As the warm months of summer begin cooling off with the approach of fall, now is the time to start planning your fall and winter garden. Remember: just because the temperatures drop, you do not have to let your yard turn into a wasteland!
Many plants thrive in cooler temperatures, and the splashes of color and life in your backyard are sure to brighten your spirits. According to Brad Staggs, HGTVPro.com and DIY show producer and host and a licensed contractor, outdoor living spaces represent a continuing trend that shows no signs of slowing down. “Homeowners are using their outdoor living spaces more and more these days, even in the cooler months. Putting forth a little effort now can make your yard a much more inviting place throughout the fall and winter.”
Brad suggests severalgreat projects you can take on now that will serve as the perfect backdrop for your fall and winter plantings:
Planter bench. Enjoy the beauty and functionality of a planter bench. This easy project provides a place to sit as well as a great planter box for your fall mums and asters.
Pergola. Create a beautiful support for sprawling plants such as honeysuckle lonicera, which blooms in the cooler months of fall and winter. Pergolas can be intricate and fancy or simple and timeless. Choose the pergola design based on your home style and the overall feel of your backyard.

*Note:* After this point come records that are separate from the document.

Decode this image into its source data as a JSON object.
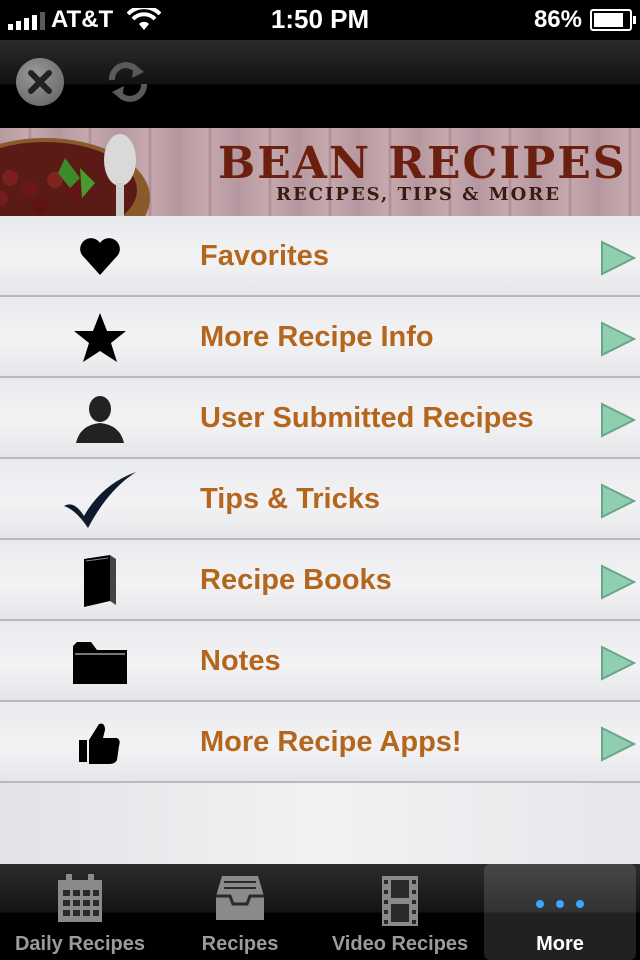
{
  "status_bar": {
    "carrier": "AT&T",
    "time": "1:50 PM",
    "battery_text": "86%",
    "battery_level": 0.86
  },
  "toolbar": {
    "close_icon": "close-icon",
    "refresh_icon": "refresh-icon"
  },
  "banner": {
    "title": "BEAN RECIPES",
    "subtitle": "RECIPES, TIPS & MORE"
  },
  "menu": {
    "items": [
      {
        "label": "Favorites",
        "icon": "heart-icon"
      },
      {
        "label": "More Recipe Info",
        "icon": "star-icon"
      },
      {
        "label": "User Submitted Recipes",
        "icon": "user-icon"
      },
      {
        "label": "Tips & Tricks",
        "icon": "checkmark-icon"
      },
      {
        "label": "Recipe Books",
        "icon": "book-icon"
      },
      {
        "label": "Notes",
        "icon": "folder-icon"
      },
      {
        "label": "More Recipe Apps!",
        "icon": "thumbs-up-icon"
      }
    ],
    "label_color": "#b5661d",
    "arrow_color": "#7fbf9f"
  },
  "tabbar": {
    "tabs": [
      {
        "label": "Daily Recipes",
        "icon": "calendar-icon",
        "active": false
      },
      {
        "label": "Recipes",
        "icon": "inbox-tray-icon",
        "active": false
      },
      {
        "label": "Video Recipes",
        "icon": "film-strip-icon",
        "active": false
      },
      {
        "label": "More",
        "icon": "more-dots-icon",
        "active": true
      }
    ]
  }
}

Greenhouse. If winter blooms leave you longing for more, why not build a greenhouse to foster the growth of all your favorite plants?

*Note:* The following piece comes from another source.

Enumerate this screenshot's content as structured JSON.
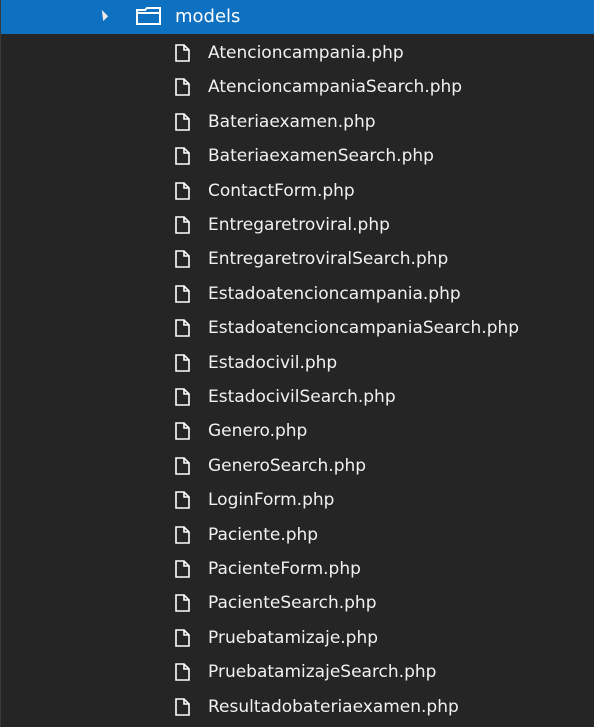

Once you decide on a project, do your homework when it comes to choosing building products. The market is flooded with options right now, but which one is right for you? For strength, durability, beauty and the best environmental choice, choose pressure-treated Southern Pine. Every project listed above can be completed using pressure-treated Southern Pine, and you won’t break the bank in the process. The preservative in the wood works to prevent moisture and insect infiltration, and it can be stained and painted for a true custom touch.

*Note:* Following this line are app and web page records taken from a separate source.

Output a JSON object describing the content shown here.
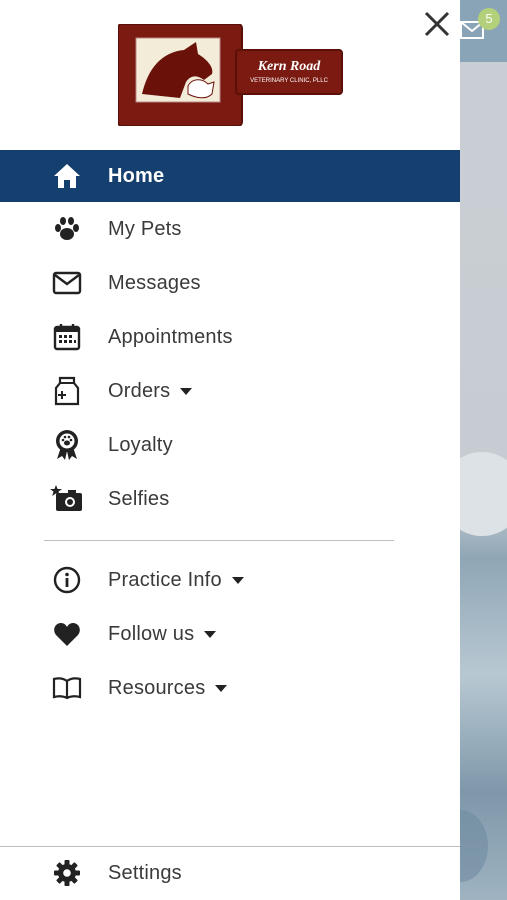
{
  "background": {
    "badge_count": "5",
    "accent": "#8aa4b7"
  },
  "drawer": {
    "logo": {
      "title": "Kern Road",
      "subtitle": "VETERINARY CLINIC, PLLC"
    },
    "menu": [
      {
        "label": "Home",
        "icon": "home-icon",
        "active": true
      },
      {
        "label": "My Pets",
        "icon": "paw-icon"
      },
      {
        "label": "Messages",
        "icon": "envelope-icon"
      },
      {
        "label": "Appointments",
        "icon": "calendar-icon"
      },
      {
        "label": "Orders",
        "icon": "food-bag-icon",
        "expandable": true
      },
      {
        "label": "Loyalty",
        "icon": "award-ribbon-icon"
      },
      {
        "label": "Selfies",
        "icon": "camera-star-icon"
      }
    ],
    "menu_secondary": [
      {
        "label": "Practice Info",
        "icon": "info-icon",
        "expandable": true
      },
      {
        "label": "Follow us",
        "icon": "heart-icon",
        "expandable": true
      },
      {
        "label": "Resources",
        "icon": "book-icon",
        "expandable": true
      }
    ],
    "settings": {
      "label": "Settings",
      "icon": "gear-icon"
    },
    "colors": {
      "active_bg": "#143f6e",
      "text": "#3a3a3a",
      "logo_red": "#7a1a10"
    }
  }
}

According to Staggs,“It’s always a good idea to use treated lumber in projects that will be exposed to ground contact or outdoor elements on a consistent basis. In fact, check your local building codes: some require the use of treated lumber — which actually works out well for you, the homeowner!”